Higher supply costs trim margin for Hood River Electric Co-op members

By Stu Watson

Members Dave Waller, left, and Ken Tatyrek enjoy plates of apple pie and ice cream after Hood River Electric’s 70th annual meeting.
Members Dave Waller, left, and Ken Tatyrek enjoy plates of apple pie and ice cream after Hood River Electric’s 70th annual meeting.

According to one person among the many attending Hood River Electric Co-op’s 70th annual meeting, there were two main reasons most people show up.

No, it wasn’t the audit and legal reports. It was the prizes and the pie.

“That’s about what most people come for—the raffle and the pie,” member Ken Tatyrek said with a smile.

There was plenty of each. As one might expect, many of the prizes came with a plug or a battery.

The pies were crafted mainly with local fruit. HREC Board President Butch Gehrig was happy to dress each piece carved from 44 pies baked by the women of the Parkdale Grange with a scoop of vanilla ice cream.

The event featured a few other milestones. Longtime attorney Meredith Van Valkenburgh told the room this would be his last meeting.

He said co-op manager John Gerstenberger “keeps us out of legal problems. There’s not much for me to do.”

Van Valkenburgh said he was not enjoying the aging process, but assisted by attorney James Habberstad, was able to continue some duties.

“It has been a real privilege to represent you,” Van Valkenburgh said, to a standing round of applause.

Following an audit report by Nate Reagan of the accounting firm Friend & Reagan—he said the co-op was operating “lean and clean”—Gerstenberger brought patrons up to speed on operations and the road ahead.

He said anticipated Bonneville Power Administration price bumps of 6.4 percent for power and 1.5 percent for transmission would boost expenses by $270,000 a year.

As a result, he said year-end margins would whittle back to about $400,000— the lowest value in about 10 years— after dipping from $887,923 in 2014 to $608,725 in 2015.

Gerstenberger said he might need to recommend a rate adjustment if expenses track higher than revenues during the next year.
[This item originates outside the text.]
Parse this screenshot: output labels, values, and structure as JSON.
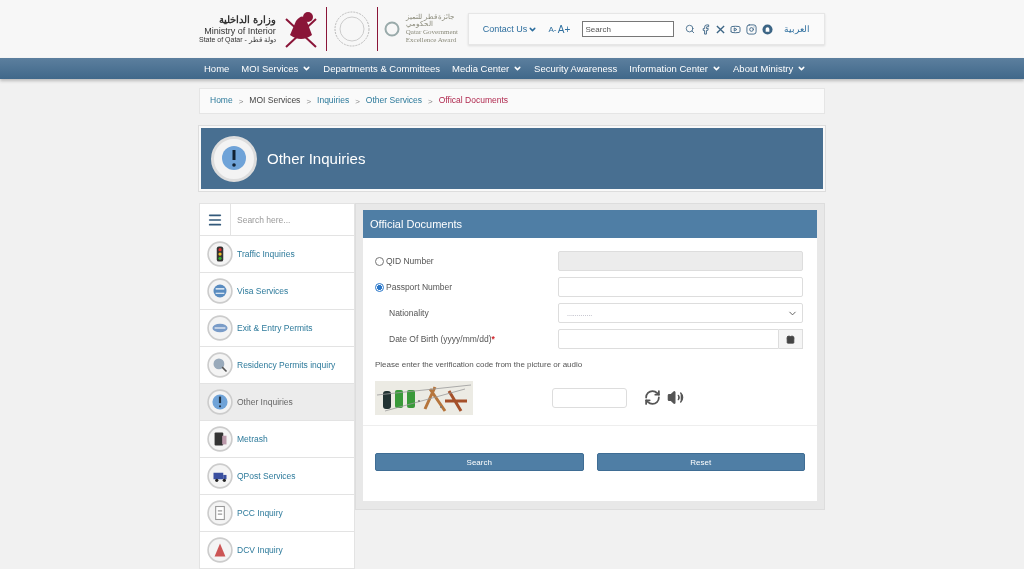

In the past year, revenue from large commercial customers jumped 2.9 percent, while residential use dropped by 3.3 percent.

Gerstenberger attributed that shift to the warm winter of 2014-15 and the high temperatures during the summer of 2015, which accelerated harvest times and created greater demand for storage cooling.

Longtime HREC counsel Meredith Van Valkenburgh tells members of his plans to retire. Board President Butch Gehrig sits to his left.
Longtime HREC counsel Meredith Van Valkenburgh tells members of his plans to retire. Board President Butch Gehrig sits to his left.

Gerstenberger applauded Rep. Mark Johnson (R-Hood River), and Sen. Chuck Thomson (R-Hood River) for helping push through legislation that blunted a proposed initiative forcing utilities statewide to quickly shift away from power generated by coal-fired plants.

“It didn’t make sense to include us in a carbon reduction bill when we are 95 percent carbon free,” he said.

Gerstenberger also shared positive news about HREC’s affiliated Internet service partners, the Communications Access Cooperative and the regional LS Networks. He said that after 10 years in operation, CACHE serves 1,800 customers with revenues last year of more than $1 million.

Because CACHE and HREC share some personnel, Gerstenberger noted CACHE reimbursed HREC about $375,000 in staffing costs last year.

Without divulging details, Gerstenberger told attendees several active business initiatives will benefit both companies.

In board elections, members Patrick Moore, John McGhee and Doug Mahurin ran unopposed to serve again.

Gerstenberger noted the retirement of Chuck Weseman after 36 years on the job. Clinton Curtis, with 25 years of time under his belt, ably stepped into the role as operations manager. Dave Porter takes over for Curtis as crew foreman.

HREC members Carole and Kevin Doherty reminisce about Kevin’s work as a millwright.
HREC members Carole and Kevin Doherty reminisce about Kevin’s work as a millwright.

As members dispersed and headed to the pie tables, first-time attendees Kevin and Carole Doherty reflected a bit on Kevin’s years of work helping put power in the lines.

Before retirement, Doherty worked for three years as a millwright on generator turbines at the John Day Dam. He did similar work for Portland General Electric and the Northwest Aluminum plant in The Dalles.

He shared a chuckle later with Gerstenberger about people who claim to use only green power.

No matter the source, they agreed that once that juice is in the grid, it is all just electricity to the end user.

As many at the annual meeting would agree, a pie baked with green power tastes just as good as one baked with the old-fashioned variety.